## Try it
The records that follow are to be repeated exactly, with the pictures removed.

## Items from an interface collection
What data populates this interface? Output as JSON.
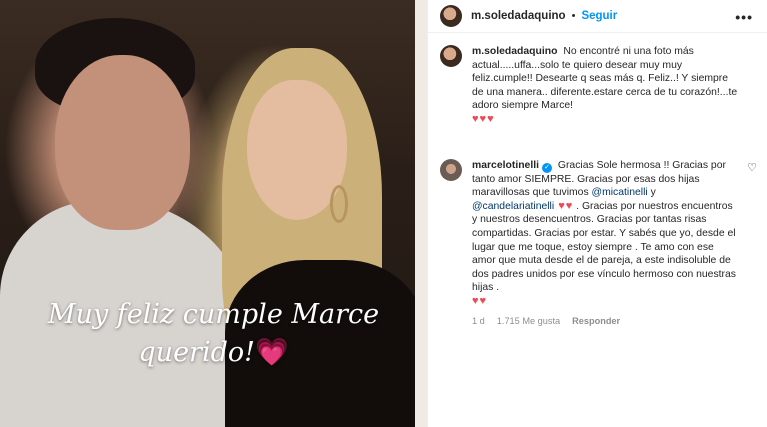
{
  "photo": {
    "overlay_line1": "Muy feliz cumple Marce",
    "overlay_line2": "querido!",
    "overlay_heart": "💗"
  },
  "header": {
    "username": "m.soledadaquino",
    "separator": "•",
    "follow_label": "Seguir",
    "more_label": "•••"
  },
  "caption": {
    "username": "m.soledadaquino",
    "text": "No encontré ni una foto más actual.....uffa...solo te quiero desear muy muy feliz.cumple!! Desearte q seas más q. Feliz..! Y siempre de una manera.. diferente.estare cerca de tu corazón!...te adoro siempre Marce!",
    "hearts": "♥♥♥"
  },
  "reply_comment": {
    "username": "marcelotinelli",
    "verified_mark": "✓",
    "text_1": "Gracias Sole hermosa !! Gracias por tanto amor SIEMPRE. Gracias por esas dos hijas maravillosas que tuvimos ",
    "mention_1": "@micatinelli",
    "text_2": " y ",
    "mention_2": "@candelariatinelli",
    "hearts_inline": " ♥♥",
    "text_3": " . Gracias por nuestros encuentros y nuestros desencuentros. Gracias por tantas risas compartidas. Gracias por estar. Y sabés que yo, desde el lugar que me toque, estoy siempre . Te amo con ese amor que muta desde el de pareja, a este indisoluble de dos padres unidos por ese vínculo hermoso con nuestras hijas .",
    "hearts_end": "♥♥",
    "time": "1 d",
    "likes": "1.715 Me gusta",
    "reply_label": "Responder",
    "like_icon": "♡"
  }
}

## Written answer
What data populates this interface? Output as JSON.
{
  "photo": {
    "overlay_line1": "Muy feliz cumple Marce",
    "overlay_line2": "querido!",
    "overlay_heart": "💗"
  },
  "header": {
    "username": "m.soledadaquino",
    "separator": "•",
    "follow_label": "Seguir",
    "more_label": "•••"
  },
  "caption": {
    "username": "m.soledadaquino",
    "text": "No encontré ni una foto más actual.....uffa...solo te quiero desear muy muy feliz.cumple!! Desearte q seas más q. Feliz..! Y siempre de una manera.. diferente.estare cerca de tu corazón!...te adoro siempre Marce!",
    "hearts": "♥♥♥"
  },
  "reply_comment": {
    "username": "marcelotinelli",
    "verified_mark": "✓",
    "text_1": "Gracias Sole hermosa !! Gracias por tanto amor SIEMPRE. Gracias por esas dos hijas maravillosas que tuvimos ",
    "mention_1": "@micatinelli",
    "text_2": " y ",
    "mention_2": "@candelariatinelli",
    "hearts_inline": " ♥♥",
    "text_3": " . Gracias por nuestros encuentros y nuestros desencuentros. Gracias por tantas risas compartidas. Gracias por estar. Y sabés que yo, desde el lugar que me toque, estoy siempre . Te amo con ese amor que muta desde el de pareja, a este indisoluble de dos padres unidos por ese vínculo hermoso con nuestras hijas .",
    "hearts_end": "♥♥",
    "time": "1 d",
    "likes": "1.715 Me gusta",
    "reply_label": "Responder",
    "like_icon": "♡"
  }
}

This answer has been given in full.